Which is that the Life (His Life) becomes the the ultimate tension between two events equally important in the landscape of Humanity’s relationship with God. In his birth and death he is equally Divine and full of human mess of blood and flesh. That must be celebrated, and ought to be. It’s neither His Birth, His Death or His Life alone that carries significance, but the whole story. We ought to seek to celebrate each appropriately.

And regards the weak baby Jesus? This proposition cannot be ignored.

There’s something wrong with my generation, and with the generation before me, and it was probably the same thing wrong with the generation before that.. We all seek and strive to somehow take care of ourselves with an independent streak. I think for a lot of us, the fragility of a divine being born into a 3kg flesh and bones skinbag, utterly dependant on the humans around him to sustain and keep him is a lot scarier than a strong grown man who would/could speak wisdom and transform society.

But for the most part – Baby Jesus in a manger is a tolerable part of the Christmas story. As innocuous as Saint Nicholas, Santa or the Christmas elves, it’s hard to see anything but inherent goodness in a baby. Which is why the Church has likely embraced the Christmas ritual over centuries. Birthdays are important, but Christmas is hardly a pillar of the Christian faith; not when lined up against grace, forgiveness, sacrificial and unconditional love. Miracle, yes – but those are not altogether uncommon in the book of faith we call the Bible.

Society has figured out ways of dealing with that grown Jesus. They have called him Wise Teacher, and other such things when being respectful. Idiot, lunatic and fool when otherwise motivated. They’ve also figured out how to tolerate the Baby Jesus, harmless and fragile in a manger, for many, the last time the Church showed grace to someone who didn’t appear to meet the grade. But we as the Church struggle to communicate and find spaces in the secular world for the wholeness of Jesus: the Babe he was born as, or the teenage mother that he came from, the teenager he grew into and the full-grown man he became.

The Church has spent decades using the Advent  season to try and tell the Gospel story again, using the harmless babe to tap into people’s good graces, but I think it’s we who need to hear the story again. It’s we who need to reconnect with a spirituality that is not afraid of weakness, or dependence, grace or patience or an innocent, hopeful glance towards the future.

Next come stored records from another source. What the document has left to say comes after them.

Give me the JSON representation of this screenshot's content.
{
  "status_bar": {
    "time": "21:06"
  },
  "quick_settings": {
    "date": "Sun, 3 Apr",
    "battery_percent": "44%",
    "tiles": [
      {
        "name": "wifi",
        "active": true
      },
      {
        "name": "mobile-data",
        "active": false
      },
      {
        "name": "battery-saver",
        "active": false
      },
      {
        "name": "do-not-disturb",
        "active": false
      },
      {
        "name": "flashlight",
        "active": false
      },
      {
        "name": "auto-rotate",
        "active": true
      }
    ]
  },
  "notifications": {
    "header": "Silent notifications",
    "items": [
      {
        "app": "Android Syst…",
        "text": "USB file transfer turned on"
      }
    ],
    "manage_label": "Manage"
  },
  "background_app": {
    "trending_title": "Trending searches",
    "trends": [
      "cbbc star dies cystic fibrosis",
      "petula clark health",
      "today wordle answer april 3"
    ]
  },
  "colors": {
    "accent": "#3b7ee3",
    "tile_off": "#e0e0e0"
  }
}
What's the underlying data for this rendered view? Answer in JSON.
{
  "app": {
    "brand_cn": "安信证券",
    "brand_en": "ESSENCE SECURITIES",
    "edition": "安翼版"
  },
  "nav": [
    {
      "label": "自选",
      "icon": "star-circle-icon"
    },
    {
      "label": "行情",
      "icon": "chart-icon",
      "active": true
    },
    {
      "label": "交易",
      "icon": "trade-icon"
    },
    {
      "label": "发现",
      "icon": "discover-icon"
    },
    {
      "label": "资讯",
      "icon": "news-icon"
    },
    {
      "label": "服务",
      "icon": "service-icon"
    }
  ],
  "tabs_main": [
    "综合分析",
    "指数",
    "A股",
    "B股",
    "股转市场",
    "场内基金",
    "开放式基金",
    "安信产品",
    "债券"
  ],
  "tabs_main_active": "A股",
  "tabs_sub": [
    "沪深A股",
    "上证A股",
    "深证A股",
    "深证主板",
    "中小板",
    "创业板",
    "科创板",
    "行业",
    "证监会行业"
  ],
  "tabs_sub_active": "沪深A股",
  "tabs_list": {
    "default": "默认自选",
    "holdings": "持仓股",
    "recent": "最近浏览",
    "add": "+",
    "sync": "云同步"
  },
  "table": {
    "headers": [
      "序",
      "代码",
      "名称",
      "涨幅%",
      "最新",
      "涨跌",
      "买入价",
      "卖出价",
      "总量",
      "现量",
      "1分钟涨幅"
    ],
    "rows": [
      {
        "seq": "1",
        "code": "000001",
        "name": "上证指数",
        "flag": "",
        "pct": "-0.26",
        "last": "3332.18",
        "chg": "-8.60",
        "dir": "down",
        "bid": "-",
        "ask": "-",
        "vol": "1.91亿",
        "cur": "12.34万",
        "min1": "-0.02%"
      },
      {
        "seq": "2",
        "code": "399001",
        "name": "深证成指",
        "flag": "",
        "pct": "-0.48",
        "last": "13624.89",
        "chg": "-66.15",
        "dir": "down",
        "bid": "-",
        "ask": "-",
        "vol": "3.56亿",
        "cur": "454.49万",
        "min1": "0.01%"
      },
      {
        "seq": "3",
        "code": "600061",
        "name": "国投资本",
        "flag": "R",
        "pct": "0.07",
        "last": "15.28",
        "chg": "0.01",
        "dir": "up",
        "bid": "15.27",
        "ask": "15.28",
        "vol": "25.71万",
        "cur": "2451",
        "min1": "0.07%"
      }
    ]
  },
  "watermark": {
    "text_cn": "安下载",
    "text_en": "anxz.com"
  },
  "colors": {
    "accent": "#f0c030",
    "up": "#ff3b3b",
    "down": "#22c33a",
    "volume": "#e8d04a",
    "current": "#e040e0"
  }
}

And maybe that’s why we have to keep celebrating the Advent with passion and energy.. because people need to be reminded that there are things in life still to be figured out, mysteries still revealing themselves. There are still entry points for God to enter into those human lives that have not yet discovered him. Every story needs a good beginning, no matter what the ending.